Words by Daniel Bosley; Pictures by Aishath Naj
For those with questions about the past in the Maldives’ second city, ask around for a man named Firaq and you will soon find the answers. His cave of wonders can guide you through the atoll’s stories, with a wealth of artifacts lovingly preserved and awaiting curation in his Hithadhoo home.
Reminders of Male’s royal political exiles, sent south across the archipelago’s widest channel (geographical and political) sit alongside the tools which crafted Addu’s vedi ships for independent trade with the, more-accessible, Ceylon.
Mixed with the rest are the remnants of RAF Gan, the catalyst for the breakaway Suvadive Republic (1959-1963) which sought to save the South’s independent vessels from their enforced retirement. Radios, record players, and golf clubs from the British military facility hark back to a period viewed from Addu as one of liberation, but from Male’ as the last thinly-veiled throes of colonialism.
The base – first established in WWII to protect an empire and then re-established 15 years after to manage its decline – saw the atoll’s population grow at the same rate as the capital, tripling in size in the twenty years before its closure in 1976.

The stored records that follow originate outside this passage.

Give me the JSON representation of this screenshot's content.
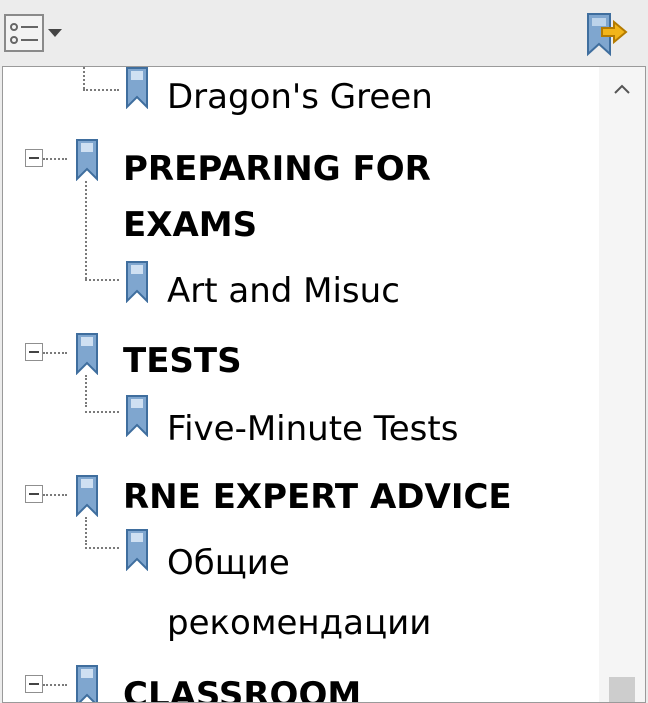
{
  "toolbar": {
    "options_icon": "list-options-icon",
    "bookmark_icon": "bookmark-goto-icon"
  },
  "tree": {
    "items": [
      {
        "label": "Dragon's Green",
        "level": "child",
        "icon": "bookmark-icon"
      },
      {
        "label_line1": "PREPARING FOR",
        "label_line2": "EXAMS",
        "level": "parent",
        "icon": "bookmark-icon",
        "expanded": true
      },
      {
        "label": "Art and Misuc",
        "level": "child",
        "icon": "bookmark-icon"
      },
      {
        "label": "TESTS",
        "level": "parent",
        "icon": "bookmark-icon",
        "expanded": true
      },
      {
        "label": "Five-Minute Tests",
        "level": "child",
        "icon": "bookmark-icon"
      },
      {
        "label": "RNE EXPERT ADVICE",
        "level": "parent",
        "icon": "bookmark-icon",
        "expanded": true
      },
      {
        "label_line1": "Общие",
        "label_line2": "рекомендации",
        "level": "child",
        "icon": "bookmark-icon"
      },
      {
        "label": "CLASSROOM",
        "level": "parent",
        "icon": "bookmark-icon",
        "expanded": true
      }
    ]
  },
  "colors": {
    "bookmark_fill": "#7fa6cf",
    "bookmark_stroke": "#3f6e9e",
    "background": "#ececec",
    "panel": "#ffffff"
  }
}
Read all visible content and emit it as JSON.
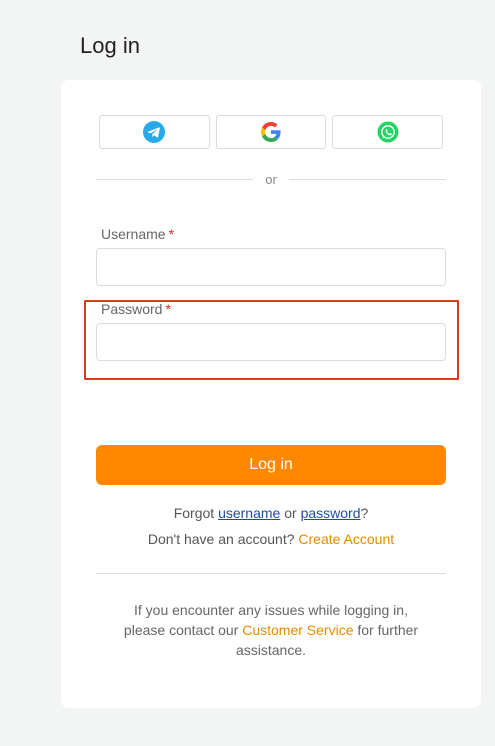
{
  "page": {
    "title": "Log in"
  },
  "social": {
    "buttons": [
      {
        "icon": "telegram-icon",
        "color": "#29a9eb"
      },
      {
        "icon": "google-icon",
        "color": "#4285f4"
      },
      {
        "icon": "whatsapp-icon",
        "color": "#25d366"
      }
    ],
    "divider_text": "or"
  },
  "form": {
    "username": {
      "label": "Username",
      "required_mark": "*",
      "value": "",
      "placeholder": ""
    },
    "password": {
      "label": "Password",
      "required_mark": "*",
      "value": "",
      "placeholder": ""
    },
    "submit_label": "Log in"
  },
  "links": {
    "forgot_prefix": "Forgot",
    "forgot_username": "username",
    "forgot_or": "or",
    "forgot_password": "password",
    "forgot_suffix": "?",
    "signup_prefix": "Don't have an account?",
    "signup_link": "Create Account"
  },
  "help": {
    "line_prefix": "If you encounter any issues while logging in, please contact our",
    "link": "Customer Service",
    "line_suffix": "for further assistance."
  },
  "colors": {
    "accent": "#ff8800",
    "link_blue": "#1a4fa0",
    "required_red": "#e0261b",
    "highlight_red": "#e0391b"
  }
}
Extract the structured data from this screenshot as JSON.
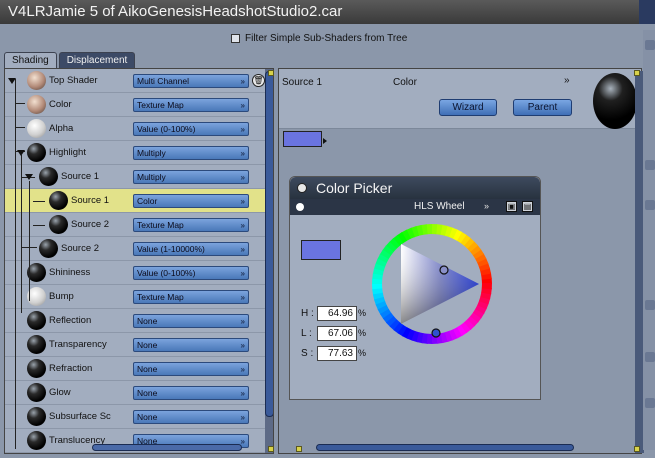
{
  "window": {
    "title": "V4LRJamie 5 of AikoGenesisHeadshotStudio2.car"
  },
  "filter": {
    "label": "Filter Simple Sub-Shaders from Tree",
    "checked": false
  },
  "tabs": [
    {
      "label": "Shading",
      "active": true
    },
    {
      "label": "Displacement",
      "active": false
    }
  ],
  "tree": {
    "rows": [
      {
        "label": "Top Shader",
        "value": "Multi Channel",
        "ball": "skin",
        "selected": false
      },
      {
        "label": "Color",
        "value": "Texture Map",
        "ball": "skin",
        "selected": false
      },
      {
        "label": "Alpha",
        "value": "Value (0-100%)",
        "ball": "white",
        "selected": false
      },
      {
        "label": "Highlight",
        "value": "Multiply",
        "ball": "black",
        "selected": false
      },
      {
        "label": "Source 1",
        "value": "Multiply",
        "ball": "black",
        "selected": false
      },
      {
        "label": "Source 1",
        "value": "Color",
        "ball": "black",
        "selected": true
      },
      {
        "label": "Source 2",
        "value": "Texture Map",
        "ball": "black",
        "selected": false
      },
      {
        "label": "Source 2",
        "value": "Value (1-10000%)",
        "ball": "black",
        "selected": false
      },
      {
        "label": "Shininess",
        "value": "Value (0-100%)",
        "ball": "black",
        "selected": false
      },
      {
        "label": "Bump",
        "value": "Texture Map",
        "ball": "white",
        "selected": false
      },
      {
        "label": "Reflection",
        "value": "None",
        "ball": "black",
        "selected": false
      },
      {
        "label": "Transparency",
        "value": "None",
        "ball": "black",
        "selected": false
      },
      {
        "label": "Refraction",
        "value": "None",
        "ball": "black",
        "selected": false
      },
      {
        "label": "Glow",
        "value": "None",
        "ball": "black",
        "selected": false
      },
      {
        "label": "Subsurface Sc",
        "value": "None",
        "ball": "black",
        "selected": false
      },
      {
        "label": "Translucency",
        "value": "None",
        "ball": "black",
        "selected": false
      }
    ]
  },
  "detail": {
    "source_label": "Source 1",
    "type_label": "Color",
    "chevron": "»",
    "wizard_label": "Wizard",
    "parent_label": "Parent"
  },
  "color_picker": {
    "title": "Color Picker",
    "mode": "HLS Wheel",
    "chevron": "»",
    "color_hex": "#6a74e0",
    "fields": [
      {
        "label": "H :",
        "value": "64.96",
        "unit": "%"
      },
      {
        "label": "L :",
        "value": "67.06",
        "unit": "%"
      },
      {
        "label": "S :",
        "value": "77.63",
        "unit": "%"
      }
    ]
  },
  "icons": {
    "trash": "trash-icon",
    "save": "save-icon",
    "folder": "folder-icon"
  }
}
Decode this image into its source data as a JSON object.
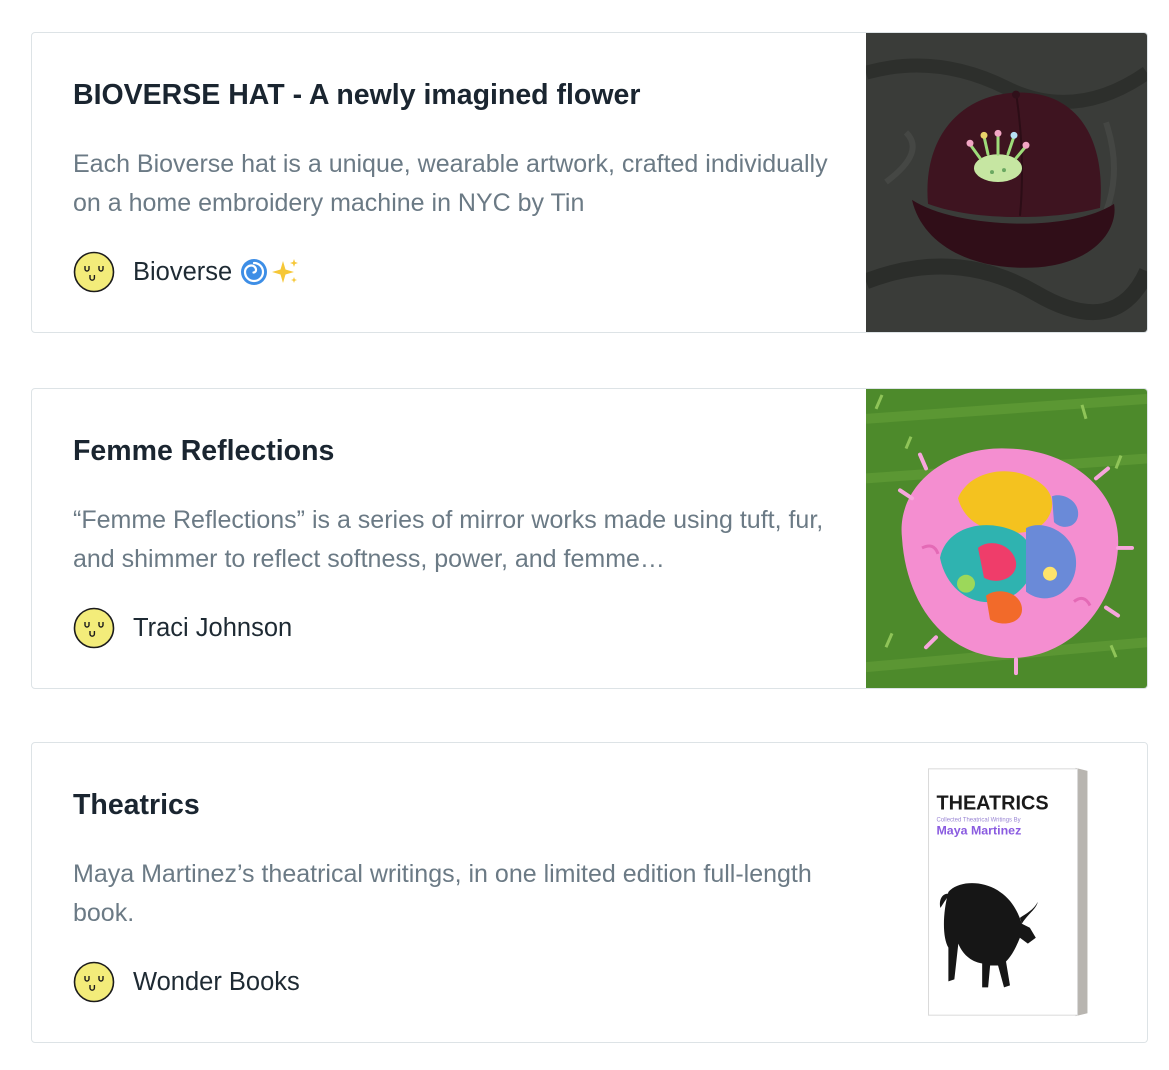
{
  "cards": [
    {
      "title": "BIOVERSE HAT - A newly imagined flower",
      "description": "Each Bioverse hat is a unique, wearable artwork, crafted individually on a home embroidery machine in NYC by Tin",
      "author": "Bioverse",
      "author_emoji": [
        "cyclone-icon",
        "sparkles-icon"
      ],
      "image": "burgundy-cap-photo"
    },
    {
      "title": "Femme Reflections",
      "description": "“Femme Reflections” is a series of mirror works made using tuft, fur, and shimmer to reflect softness, power, and femme…",
      "author": "Traci Johnson",
      "image": "pink-fur-mirror-photo"
    },
    {
      "title": "Theatrics",
      "description": "Maya Martinez’s theatrical writings, in one limited edition full-length book.",
      "author": "Wonder Books",
      "image": "book-cover",
      "book_cover": {
        "title": "THEATRICS",
        "subtitle": "Collected Theatrical Writings By",
        "author": "Maya Martinez"
      }
    }
  ],
  "colors": {
    "title": "#1a2530",
    "description": "#6b7a85",
    "border": "#dde3e6",
    "avatar": "#f3ec7a",
    "book_accent": "#8a5be0"
  }
}
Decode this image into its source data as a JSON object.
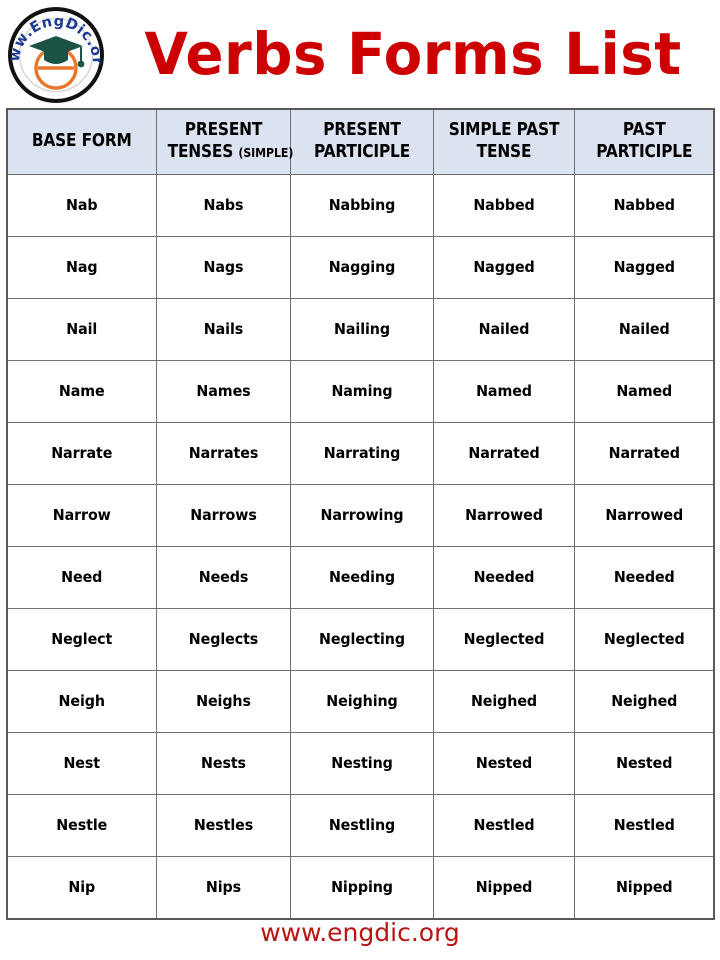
{
  "header": {
    "title": "Verbs Forms List",
    "title_color": "#cc0000",
    "logo": {
      "name": "engdic-logo",
      "curved_text": "www.EngDic.org",
      "letter": "e",
      "cap_color": "#1d5247",
      "letter_color": "#e8762c",
      "text_color": "#1f3a93"
    }
  },
  "table": {
    "header_bg": "#dce3f0",
    "border_color": "#6f6f6f",
    "columns": [
      {
        "line1": "BASE FORM",
        "line2": "",
        "small": ""
      },
      {
        "line1": "PRESENT",
        "line2": "TENSES ",
        "small": "(SIMPLE)"
      },
      {
        "line1": "PRESENT",
        "line2": "PARTICIPLE",
        "small": ""
      },
      {
        "line1": "SIMPLE PAST",
        "line2": "TENSE",
        "small": ""
      },
      {
        "line1": "PAST",
        "line2": "PARTICIPLE",
        "small": ""
      }
    ],
    "rows": [
      [
        "Nab",
        "Nabs",
        "Nabbing",
        "Nabbed",
        "Nabbed"
      ],
      [
        "Nag",
        "Nags",
        "Nagging",
        "Nagged",
        "Nagged"
      ],
      [
        "Nail",
        "Nails",
        "Nailing",
        "Nailed",
        "Nailed"
      ],
      [
        "Name",
        "Names",
        "Naming",
        "Named",
        "Named"
      ],
      [
        "Narrate",
        "Narrates",
        "Narrating",
        "Narrated",
        "Narrated"
      ],
      [
        "Narrow",
        "Narrows",
        "Narrowing",
        "Narrowed",
        "Narrowed"
      ],
      [
        "Need",
        "Needs",
        "Needing",
        "Needed",
        "Needed"
      ],
      [
        "Neglect",
        "Neglects",
        "Neglecting",
        "Neglected",
        "Neglected"
      ],
      [
        "Neigh",
        "Neighs",
        "Neighing",
        "Neighed",
        "Neighed"
      ],
      [
        "Nest",
        "Nests",
        "Nesting",
        "Nested",
        "Nested"
      ],
      [
        "Nestle",
        "Nestles",
        "Nestling",
        "Nestled",
        "Nestled"
      ],
      [
        "Nip",
        "Nips",
        "Nipping",
        "Nipped",
        "Nipped"
      ]
    ]
  },
  "footer": {
    "text": "www.engdic.org",
    "color": "#bb1414"
  }
}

Since then, Addu has grown just a third as fast as the rapidly-developing Male’, whose own success owes much to the business acumen of the South’s economic exiles. The ID card of one in every seventeen Maldivians says Seenu, though far fewer now call it home.
The 2008 election of a political party with strong southern roots saw a brief revival as development headed below the equator before ruthless political currents saw the new Addu Cultural Centre become just another casualty of indiscriminate arson attacks that swept the country in February 2012. Mementos of this short-lived experiment with local heritage are also kept by Firaq.
Since that time, he has continued to collect the treasures of the south for future generations, who will want to know who they are and where they came from. Over 15 years of of collecting, and a lifetime of learning, have left a wealth of local treasures available to anyone who wishes to learn.
Firaq dreams of a museum of Addu, to be named Koshidhorage, after his grandfather. Until history and politics can find space enough for one another in the tiny island nation, he will patiently wait.